The Society for the Abolition of Boring Conference Panels

It’s that time of year when I find myself submitting papers and panels to conferences.

But because it’s not the time of year for conferences, I’ve not been thinking too much about what I dislike about how those conferences work.

Often on these pages we write about the shortcomings of conference panel formats: the long presentations, the reading-out of papers, the lack of time for Q&A, the ‘question’ that isn’t.

But this year, I’m resolved to actually try and pull my finger out and try to do something different.

With that in mind, and with the looming announcement of call for papers for my ‘home’ conference at UACES, I’m going to try a couple of things.

The first is a flipped format.

My panellists – as and when I find them – will record 15 minute presentations prior to the conference and upload them to YouTube. We’ll indicate this in the programme, using a hashtag to help find them.

Then, in the actual session, I’ll limit colleagues to a 3 minute presentation of the core message, so those few who’ve not seen the YouTube presentation know what’s going on, and so that we can have considerably more than an hour to discuss the content.

The second panel will be highly interactive, where each presenter starts off with 3 minutes, then the audience vote on whether to give them subsequent blocks of 3 minutes, up to a maximum of 12 minutes. I think we can do that via an app, so no-one has to feel they’re inhibited to ask the speaker to stop.

The logic of the first panel is to maximise the time for face-to-face discussion, which seems to be particularly useful for colleagues to develop their ideas and their papers. It also encourages them to prepare more before the conference itself.

The logic of the second is to incentivise presenters to foreground core messages and to ensure that audiences are engaged, rather than using their time to regurgitate their paper without thought to the format.

In both cases, I hope it will produce a more engaging environment for colleagues attending the session, not least as I intend to secure a small air-horn to drown out anyone who can’t ask a concise question, phrased as a question.

To be honest, I hope no idea if either format will work, but I want to try, because carrying on as we have isn’t a solution. We all know we can do better, so consider this a first step in trying to do better.

If it works, then I’ll see if I can get others to adopt the format, or to try out other formats. Maybe I can persuade those organising conferences to push the use of these different approaches, perhaps with a conference prize for the best online presentation or the like.

The only thing I need now is a small band of volunteers to help try this out.

Some of you might be getting an email, but others of you might just want to contact me via the comments section below: I’m thinking the second format might be particularly good for an L&T panel.

2 thoughts on “The Society for the Abolition of Boring Conference Panels

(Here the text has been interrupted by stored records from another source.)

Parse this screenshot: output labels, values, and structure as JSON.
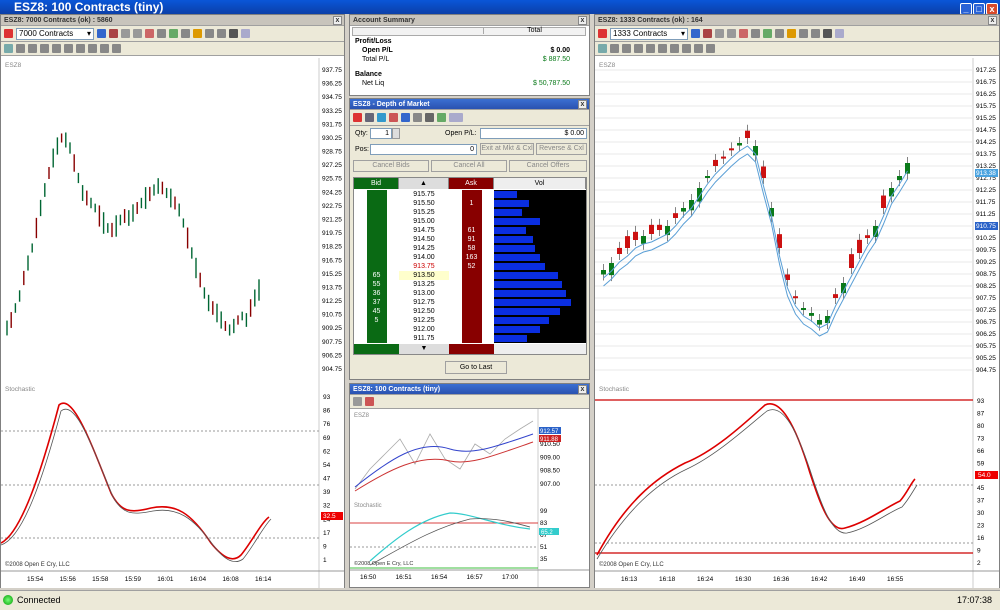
{
  "app": {
    "title": "ESZ8: 100 Contracts (tiny)",
    "win_min": "_",
    "win_max": "□",
    "win_close": "x",
    "panel_close": "x"
  },
  "left_chart": {
    "title": "ESZ8: 7000 Contracts (ok) : 5860",
    "contracts_label": "7000 Contracts",
    "symbol": "ESZ8",
    "price_ticks": [
      "937.75",
      "936.25",
      "934.75",
      "933.25",
      "931.75",
      "930.25",
      "928.75",
      "927.25",
      "925.75",
      "924.25",
      "922.75",
      "921.25",
      "919.75",
      "918.25",
      "916.75",
      "915.25",
      "913.75",
      "912.25",
      "910.75",
      "909.25",
      "907.75",
      "906.25",
      "904.75"
    ],
    "stoch_label": "Stochastic",
    "stoch_ticks": [
      "93",
      "86",
      "76",
      "69",
      "62",
      "54",
      "47",
      "39",
      "32",
      "24",
      "17",
      "9",
      "1"
    ],
    "stoch_marker": "32.5",
    "time_ticks": [
      "15:54",
      "15:56",
      "15:58",
      "15:59",
      "16:01",
      "16:04",
      "16:08",
      "16:14"
    ],
    "copyright": "©2008 Open E Cry, LLC"
  },
  "right_chart": {
    "title": "ESZ8: 1333 Contracts (ok) : 164",
    "contracts_label": "1333 Contracts",
    "symbol": "ESZ8",
    "price_ticks": [
      "917.25",
      "916.75",
      "916.25",
      "915.75",
      "915.25",
      "914.75",
      "914.25",
      "913.75",
      "913.25",
      "912.75",
      "912.25",
      "911.75",
      "911.25",
      "910.75",
      "910.25",
      "909.75",
      "909.25",
      "908.75",
      "908.25",
      "907.75",
      "907.25",
      "906.75",
      "906.25",
      "905.75",
      "905.25",
      "904.75"
    ],
    "price_marker_top": "913.38",
    "price_marker_mid": "910.75",
    "stoch_label": "Stochastic",
    "stoch_ticks": [
      "93",
      "87",
      "80",
      "73",
      "66",
      "59",
      "52",
      "45",
      "37",
      "30",
      "23",
      "16",
      "9",
      "2"
    ],
    "stoch_marker": "54.0",
    "time_ticks": [
      "16:13",
      "16:18",
      "16:24",
      "16:30",
      "16:36",
      "16:42",
      "16:49",
      "16:55"
    ],
    "copyright": "©2008 Open E Cry, LLC"
  },
  "account_summary": {
    "title": "Account Summary",
    "col_total": "Total",
    "profit_loss_header": "Profit/Loss",
    "open_pl_label": "Open P/L",
    "open_pl_value": "$ 0.00",
    "total_pl_label": "Total P/L",
    "total_pl_value": "$ 887.50",
    "balance_header": "Balance",
    "net_liq_label": "Net Liq",
    "net_liq_value": "$ 50,787.50"
  },
  "dom": {
    "title": "ESZ8 - Depth of Market",
    "qty_label": "Qty:",
    "qty_value": "1",
    "open_pl_label": "Open P/L:",
    "open_pl_value": "$ 0.00",
    "pos_label": "Pos:",
    "pos_value": "0",
    "exit_button": "Exit at Mkt & Cxl",
    "reverse_button": "Reverse & Cxl",
    "cancel_bids": "Cancel Bids",
    "cancel_all": "Cancel All",
    "cancel_offers": "Cancel Offers",
    "col_bid": "Bid",
    "col_ask": "Ask",
    "col_vol": "Vol",
    "up_arrow": "▲",
    "down_arrow": "▼",
    "go_to_last": "Go to Last",
    "rows": [
      {
        "price": "915.75",
        "bid": "",
        "ask": "",
        "vol": 0.25
      },
      {
        "price": "915.50",
        "bid": "",
        "ask": "1",
        "vol": 0.38
      },
      {
        "price": "915.25",
        "bid": "",
        "ask": "",
        "vol": 0.3
      },
      {
        "price": "915.00",
        "bid": "",
        "ask": "",
        "vol": 0.5
      },
      {
        "price": "914.75",
        "bid": "",
        "ask": "61",
        "vol": 0.35
      },
      {
        "price": "914.50",
        "bid": "",
        "ask": "91",
        "vol": 0.42
      },
      {
        "price": "914.25",
        "bid": "",
        "ask": "58",
        "vol": 0.45
      },
      {
        "price": "914.00",
        "bid": "",
        "ask": "163",
        "vol": 0.5
      },
      {
        "price": "913.75",
        "bid": "",
        "ask": "52",
        "vol": 0.55
      },
      {
        "price": "913.50",
        "bid": "65",
        "ask": "",
        "vol": 0.7
      },
      {
        "price": "913.25",
        "bid": "55",
        "ask": "",
        "vol": 0.74
      },
      {
        "price": "913.00",
        "bid": "36",
        "ask": "",
        "vol": 0.78
      },
      {
        "price": "912.75",
        "bid": "37",
        "ask": "",
        "vol": 0.84
      },
      {
        "price": "912.50",
        "bid": "45",
        "ask": "",
        "vol": 0.72
      },
      {
        "price": "912.25",
        "bid": "5",
        "ask": "",
        "vol": 0.6
      },
      {
        "price": "912.00",
        "bid": "",
        "ask": "",
        "vol": 0.5
      },
      {
        "price": "911.75",
        "bid": "",
        "ask": "",
        "vol": 0.36
      }
    ]
  },
  "mini_chart": {
    "title": "ESZ8: 100 Contracts (tiny)",
    "symbol": "ESZ8",
    "price_ticks": [
      "910.50",
      "909.00",
      "908.50",
      "907.00"
    ],
    "marker_blue": "912.57",
    "marker_red": "911.88",
    "stoch_label": "Stochastic",
    "stoch_ticks": [
      "99",
      "83",
      "67",
      "51",
      "35"
    ],
    "stoch_marker": "65.2",
    "time_ticks": [
      "16:50",
      "16:51",
      "16:54",
      "16:57",
      "17:00"
    ],
    "copyright": "©2008 Open E Cry, LLC"
  },
  "status": {
    "connection": "Connected",
    "clock": "17:07:38"
  },
  "colors": {
    "up": "#0a7a1a",
    "down": "#cc1111",
    "ma_blue": "#5a9fd6",
    "stoch_red": "#dd0000",
    "bid_green": "#0a6a14",
    "ask_red": "#880000"
  }
}
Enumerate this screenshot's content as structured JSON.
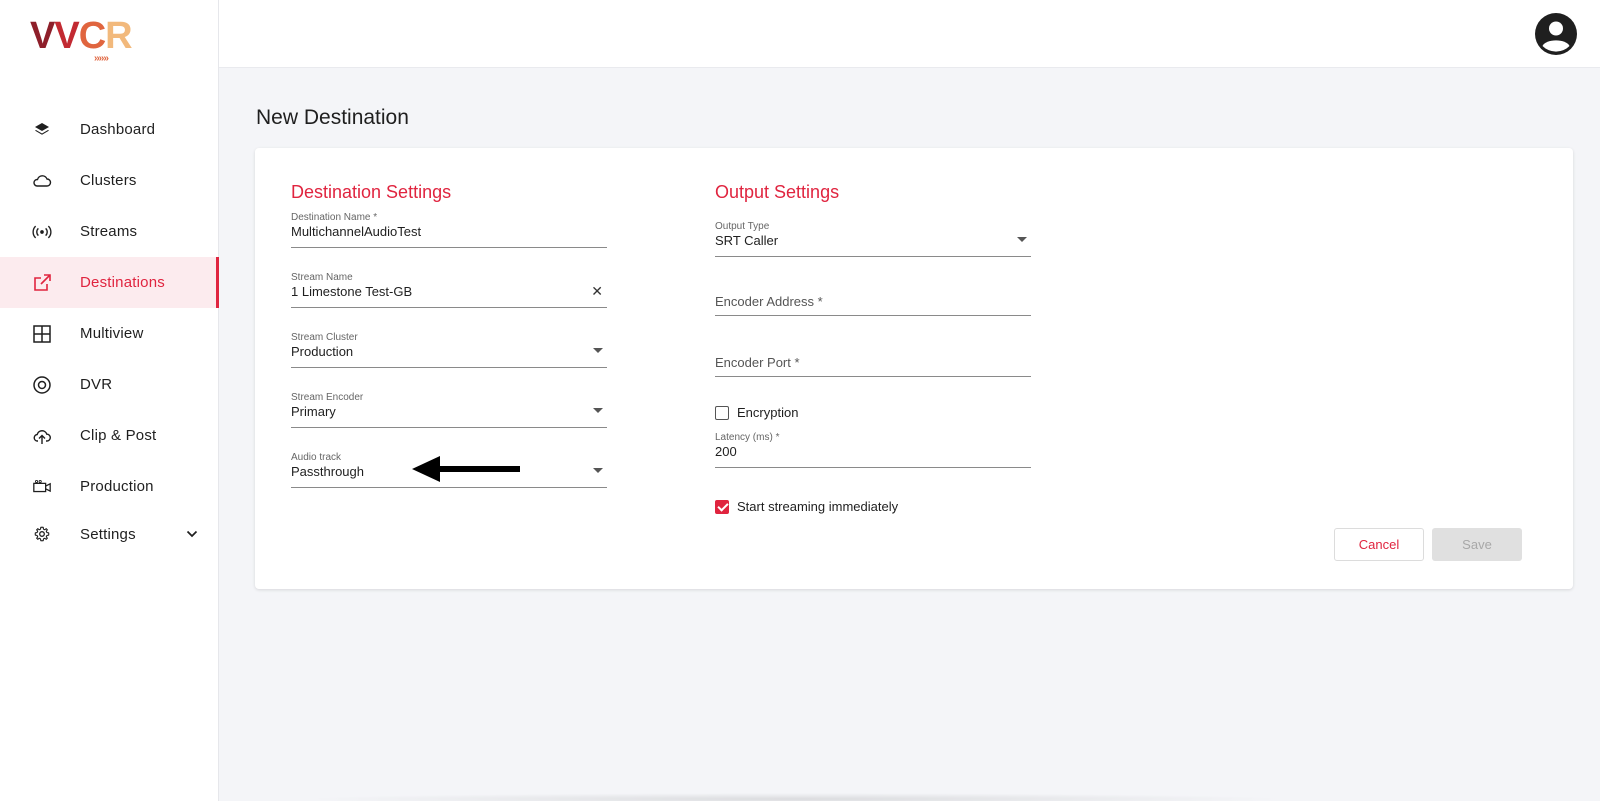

  1. Simon, this sounds like great fun! If there’s room for us in your new-style panels we would definitely be up for giving this a try.
    Karen Heard-Lauréote & Mark Field (University of Portsmouth).

Leave a Reply

This site uses Akismet to reduce spam. Learn how your comment data is processed.